Focal dysfunction usually results from structural abnormalities (eg, tumors, stroke, trauma, malformations, gliosis, demyelination). Manifestations depend on the lesion's location, size, and development rate. Lesions that are < 2 cm in diameter or that develop very slowly may be asymptomatic. Larger lesions, rapidly developing lesions (over weeks or months rather than years), and lesions that simultaneously affect both hemispheres are more likely to become symptomatic. Focal lesions in white matter can interrupt the connectivity between brain areas and cause the disconnection syndrome (inability to do a task that requires coordinated activity of ≥ 2 brain regions, despite retention of basic functions of each region).
Global dysfunction is caused by toxic-metabolic disorders or sometimes by diffuse inflammation, vasculopathy, major trauma, or disseminated cancer; these disorders affect multiple dimensions of cerebral function.
Recovery from brain injury depends in part on the plasticity (ability of an area of the brain to alter its function) of the remaining cerebrum, a capacity that varies from person to person and is affected by age and general health. Plasticity is most prominent in the developing brain. For example, if the dominant hemisphere language areas are severely damaged before age 8 yr, the opposite hemisphere can often assume near-normal language function. Although capacity for recovery from brain injury is considerable after the first decade of life, severe damage more often results in permanent deficits. Gross reorganization of brain function after injury in adults is uncommon, although plasticity remains operative in certain specific areas of the brain throughout life.
Cerebral dysfunction syndromes:
Specific syndromes include agnosia, amnesia, aphasia, and apraxia. Psychiatric conditions (eg, depression, psychosis, anxiety disorders) sometimes include similar elements.
In general, diagnosis is clinical, often assisted by neuropsychologic testing. Diagnosis of the cause usually requires laboratory tests (blood and sometimes CSF analysis) and brain imaging, either structural (CT, MRI) or functional (PET, single-photon emission CT).
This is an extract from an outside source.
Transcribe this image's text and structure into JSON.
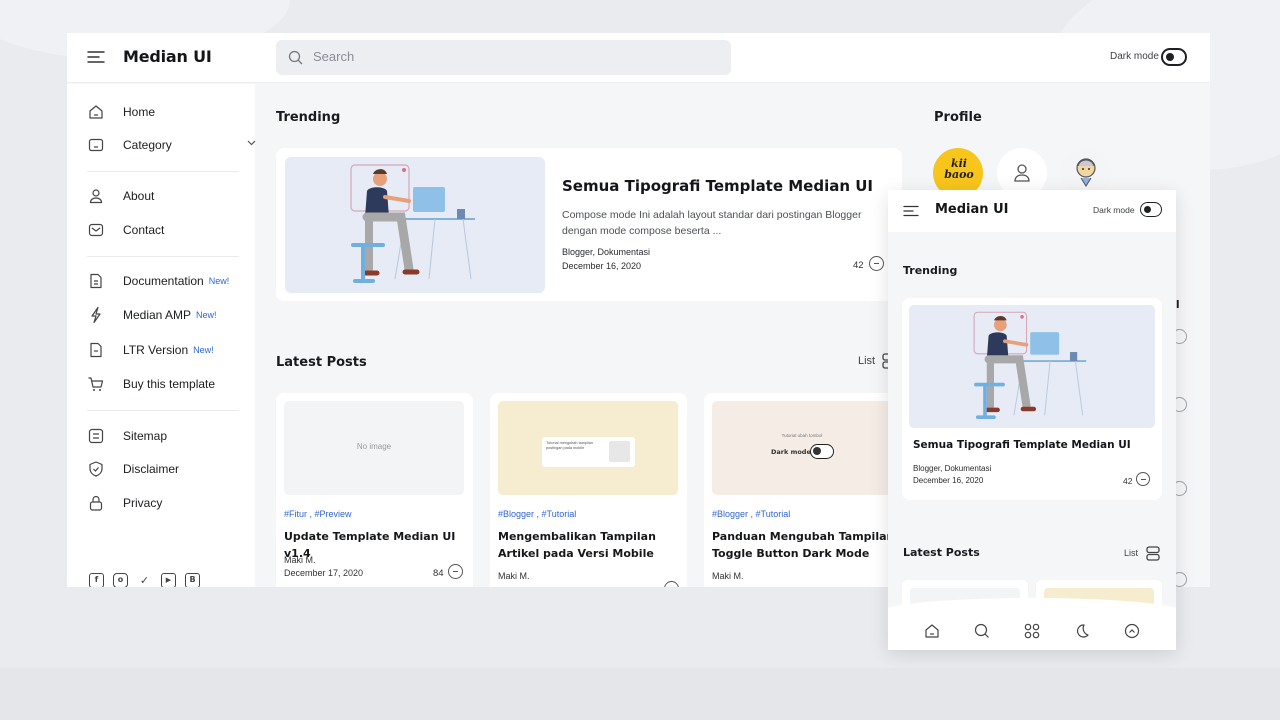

Last full review/revision July 2013 by Juebin Huang, MD, PhD
Content last modified August 2013